» THE TASK
Which of the lines below contain the string "screenshot"? Pull each one out of the data.

» ENTRIES SHOWN
----------------------------------------

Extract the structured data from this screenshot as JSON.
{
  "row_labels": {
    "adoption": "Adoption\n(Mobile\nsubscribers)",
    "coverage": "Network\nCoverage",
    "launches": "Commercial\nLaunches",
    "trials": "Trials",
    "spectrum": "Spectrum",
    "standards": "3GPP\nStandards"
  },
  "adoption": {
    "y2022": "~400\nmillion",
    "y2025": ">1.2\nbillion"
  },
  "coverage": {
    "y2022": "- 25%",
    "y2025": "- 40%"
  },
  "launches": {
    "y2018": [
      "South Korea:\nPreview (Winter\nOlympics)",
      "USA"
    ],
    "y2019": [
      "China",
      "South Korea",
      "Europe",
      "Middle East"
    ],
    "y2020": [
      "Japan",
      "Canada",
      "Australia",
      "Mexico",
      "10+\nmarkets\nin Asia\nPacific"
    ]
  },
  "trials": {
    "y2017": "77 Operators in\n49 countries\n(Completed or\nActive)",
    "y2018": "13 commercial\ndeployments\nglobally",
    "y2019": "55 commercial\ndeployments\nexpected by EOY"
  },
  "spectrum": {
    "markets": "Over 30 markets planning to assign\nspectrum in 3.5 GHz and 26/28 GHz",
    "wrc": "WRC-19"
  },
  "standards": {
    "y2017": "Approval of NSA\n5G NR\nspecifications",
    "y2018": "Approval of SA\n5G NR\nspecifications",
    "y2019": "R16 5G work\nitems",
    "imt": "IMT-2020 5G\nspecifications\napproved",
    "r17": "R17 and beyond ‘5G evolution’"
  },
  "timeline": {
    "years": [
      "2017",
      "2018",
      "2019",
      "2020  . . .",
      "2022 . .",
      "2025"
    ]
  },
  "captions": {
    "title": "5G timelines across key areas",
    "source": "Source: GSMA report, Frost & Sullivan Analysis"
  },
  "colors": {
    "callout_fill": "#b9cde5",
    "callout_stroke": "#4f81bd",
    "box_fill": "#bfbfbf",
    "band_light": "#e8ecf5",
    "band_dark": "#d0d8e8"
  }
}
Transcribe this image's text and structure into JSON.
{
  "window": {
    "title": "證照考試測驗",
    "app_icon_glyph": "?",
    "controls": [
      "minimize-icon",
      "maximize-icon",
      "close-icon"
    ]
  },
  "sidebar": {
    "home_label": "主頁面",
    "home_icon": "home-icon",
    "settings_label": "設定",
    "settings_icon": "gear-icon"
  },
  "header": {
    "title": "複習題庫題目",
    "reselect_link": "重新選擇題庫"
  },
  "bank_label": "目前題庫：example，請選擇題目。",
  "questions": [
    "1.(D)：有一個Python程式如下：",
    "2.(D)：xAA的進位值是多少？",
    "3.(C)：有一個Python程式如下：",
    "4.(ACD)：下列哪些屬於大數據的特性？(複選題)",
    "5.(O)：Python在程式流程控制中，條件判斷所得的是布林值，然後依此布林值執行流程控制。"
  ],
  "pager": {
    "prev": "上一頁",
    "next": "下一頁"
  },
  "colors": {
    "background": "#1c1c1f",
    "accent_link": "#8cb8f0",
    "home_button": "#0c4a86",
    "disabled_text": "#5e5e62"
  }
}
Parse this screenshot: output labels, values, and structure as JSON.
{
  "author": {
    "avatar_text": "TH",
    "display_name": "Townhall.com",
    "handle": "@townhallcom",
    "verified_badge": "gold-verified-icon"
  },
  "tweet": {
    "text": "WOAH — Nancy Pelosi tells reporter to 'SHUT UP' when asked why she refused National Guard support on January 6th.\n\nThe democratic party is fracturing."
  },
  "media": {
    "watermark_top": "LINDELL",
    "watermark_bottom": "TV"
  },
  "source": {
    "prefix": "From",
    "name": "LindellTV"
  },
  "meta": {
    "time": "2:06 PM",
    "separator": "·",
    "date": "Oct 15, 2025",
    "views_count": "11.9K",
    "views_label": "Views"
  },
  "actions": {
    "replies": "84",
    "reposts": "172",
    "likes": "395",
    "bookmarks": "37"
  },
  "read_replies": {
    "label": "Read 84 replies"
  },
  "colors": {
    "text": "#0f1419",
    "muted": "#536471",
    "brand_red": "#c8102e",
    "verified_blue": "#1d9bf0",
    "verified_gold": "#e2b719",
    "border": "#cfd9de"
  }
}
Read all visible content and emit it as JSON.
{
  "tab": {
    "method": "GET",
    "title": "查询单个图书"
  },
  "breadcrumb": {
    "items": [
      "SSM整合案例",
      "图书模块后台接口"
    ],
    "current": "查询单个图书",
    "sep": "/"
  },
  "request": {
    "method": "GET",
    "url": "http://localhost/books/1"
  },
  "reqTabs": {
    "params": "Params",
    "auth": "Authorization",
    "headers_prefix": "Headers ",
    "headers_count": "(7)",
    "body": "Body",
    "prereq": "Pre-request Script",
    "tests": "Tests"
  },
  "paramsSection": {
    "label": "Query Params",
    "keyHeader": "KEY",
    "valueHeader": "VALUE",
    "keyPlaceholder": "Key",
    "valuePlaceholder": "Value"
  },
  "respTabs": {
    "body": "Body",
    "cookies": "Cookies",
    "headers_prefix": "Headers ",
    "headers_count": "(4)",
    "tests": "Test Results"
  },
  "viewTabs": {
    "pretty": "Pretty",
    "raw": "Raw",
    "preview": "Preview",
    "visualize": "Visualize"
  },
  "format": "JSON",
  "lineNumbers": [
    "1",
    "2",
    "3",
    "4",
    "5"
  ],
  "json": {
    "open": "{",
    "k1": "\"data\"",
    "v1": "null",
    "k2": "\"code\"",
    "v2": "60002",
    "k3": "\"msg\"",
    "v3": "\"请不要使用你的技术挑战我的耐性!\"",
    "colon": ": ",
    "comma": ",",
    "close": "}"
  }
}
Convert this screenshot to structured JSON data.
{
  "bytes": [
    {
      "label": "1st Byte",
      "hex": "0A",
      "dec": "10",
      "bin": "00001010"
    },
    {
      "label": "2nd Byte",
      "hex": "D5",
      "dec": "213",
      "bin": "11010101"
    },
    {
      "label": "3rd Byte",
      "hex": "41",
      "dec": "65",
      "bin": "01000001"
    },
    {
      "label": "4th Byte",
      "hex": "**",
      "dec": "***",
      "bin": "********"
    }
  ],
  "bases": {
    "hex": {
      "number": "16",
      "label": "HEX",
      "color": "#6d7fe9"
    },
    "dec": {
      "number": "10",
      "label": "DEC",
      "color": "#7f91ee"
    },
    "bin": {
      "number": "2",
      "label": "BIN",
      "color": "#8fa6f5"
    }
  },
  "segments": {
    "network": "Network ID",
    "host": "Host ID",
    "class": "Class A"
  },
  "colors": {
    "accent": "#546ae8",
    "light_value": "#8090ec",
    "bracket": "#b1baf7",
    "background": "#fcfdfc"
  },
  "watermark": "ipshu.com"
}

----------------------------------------

» REPLY
Extract the structured data from this screenshot as JSON.
Parse this screenshot: output labels, values, and structure as JSON.
Convert this screenshot to structured JSON data.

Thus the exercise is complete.